Fast-forward to about 3 years ago. I was loving my ZX-9R. My Dad had now moved over to the UK, and we are doing a few rides together (camping trips etc.). He still has a BMW and is telling me that I should consider getting one too. No chance Dad! I then watched a little-known series called The Long Way Round and The Long Way Down. There is a lot of criticism about these series, but they do get your adventurous side stimulated! This was when I seriously considered switching to the R1200GS. I wanted to have adventures on a motorbike too! I wanted to be able to ride a bike all day without my back and wrists hating me.

Through my research and taking my budget into consideration, the 2008 model R1200GS seemed like the best bet. Within a few weeks I had sold my Kawasaki (for pretty much what I paid for it) and I took delivery of my black R1200GS.

It rode well, but had a few issues. It looked like it had been ridden the way it was intended and not babied. There was a lot of colour fade from being out in the sun a lot (on the controls and the seat). There was rust on a lot of the nuts and bolts, and it had the dreaded bubbling on the front of the engine. But these were all cosmetic issues, which I wasn’t too bothered about. The first big ride I did I noticed some play in the steering. I also noticed the fuel gauge wasn’t working properly. I found this one out when I ran out of fuel while the gauge showed half full. Both these issues were sorted out without fuss by the guy that sold the bike to me. Oh I almost forgot about the skid plate coming loose while on the motorway. The front two bolts had disappeared. I was hearing a lovely “pinging” noise from the plate bouncing up against the bottom of the engine. This too was fixed for no cost.
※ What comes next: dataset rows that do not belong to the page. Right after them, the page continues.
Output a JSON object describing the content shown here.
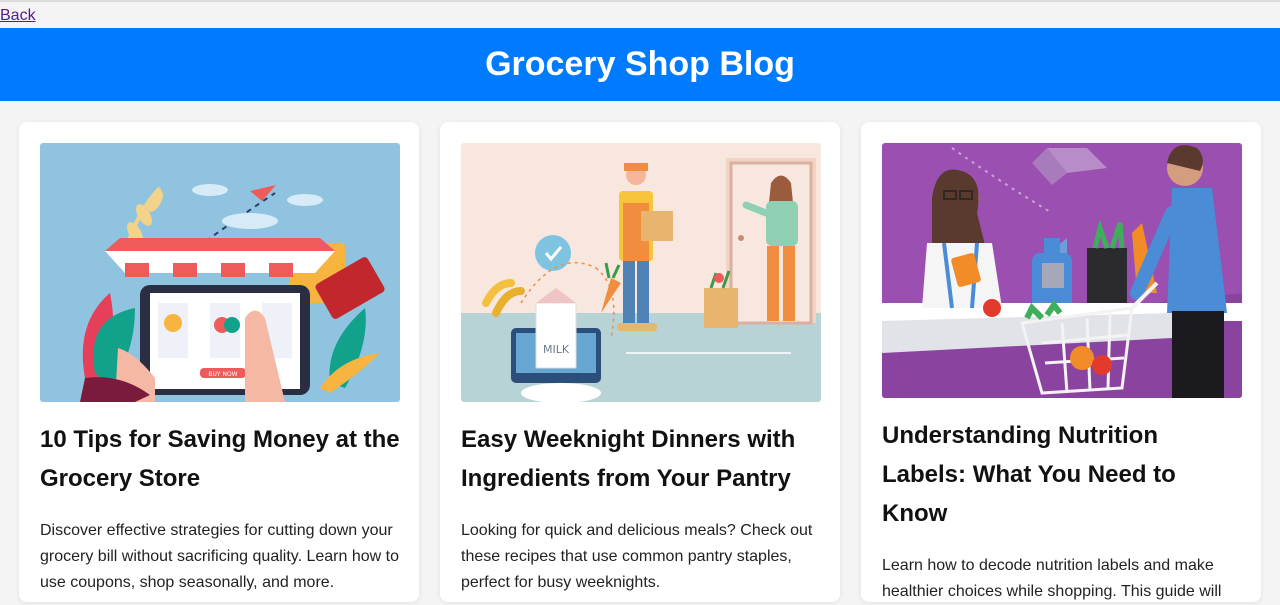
{
  "nav": {
    "back_label": "Back"
  },
  "header": {
    "title": "Grocery Shop Blog",
    "bg_color": "#007bff"
  },
  "posts": [
    {
      "title": "10 Tips for Saving Money at the Grocery Store",
      "excerpt": "Discover effective strategies for cutting down your grocery bill without sacrificing quality. Learn how to use coupons, shop seasonally, and more.",
      "image_label": "shop-tablet-illustration",
      "image_texts": {
        "sign": "BUY NOW"
      }
    },
    {
      "title": "Easy Weeknight Dinners with Ingredients from Your Pantry",
      "excerpt": "Looking for quick and delicious meals? Check out these recipes that use common pantry staples, perfect for busy weeknights.",
      "image_label": "delivery-illustration",
      "image_texts": {
        "carton": "MILK"
      }
    },
    {
      "title": "Understanding Nutrition Labels: What You Need to Know",
      "excerpt": "Learn how to decode nutrition labels and make healthier choices while shopping. This guide will",
      "image_label": "checkout-illustration",
      "image_texts": {}
    }
  ]
}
Unfortunately the fuel gauge broke again, twice, during the two years of ownership (Seriously BMW, that electronic fuel gauge strip was a piece of junk, thank goodness you have gone back to a mechanical float system). The replacement was covered by warranty…the work to do the replacement was not however, and cost 30 minutes of the BMW engineers’ time.

Talking of cost. My first service of the bike, bearing in mind it was a minor service with no issues except having to also replace the fuel gauge, cost me close to £500! Insane! My most expensive service of my ZX-9R was £320 (it was a “big” service, and included replacing the alternator with a refurbished one). Now I know I shouldn’t be comparing the servicing of these two bikes, but at the end of the day I have certain expectations around ongoing costs of owning a motorbike. My next service will not be at a BMW garage. I have had quotes which come in at half the cost with the official BMW garage.

All in all, I am enjoying being a BMW rider. It is in a whole new league for me compared to other bikes I have owned. Yes, other riders tend to not nod or wave back to me anymore, but the brakes are incredible, power delivery is uniform and predictable, handling is surprisingly good for such a big bike, and best of all, every time I get on the GS I feel like I am heading out on a mini adventure.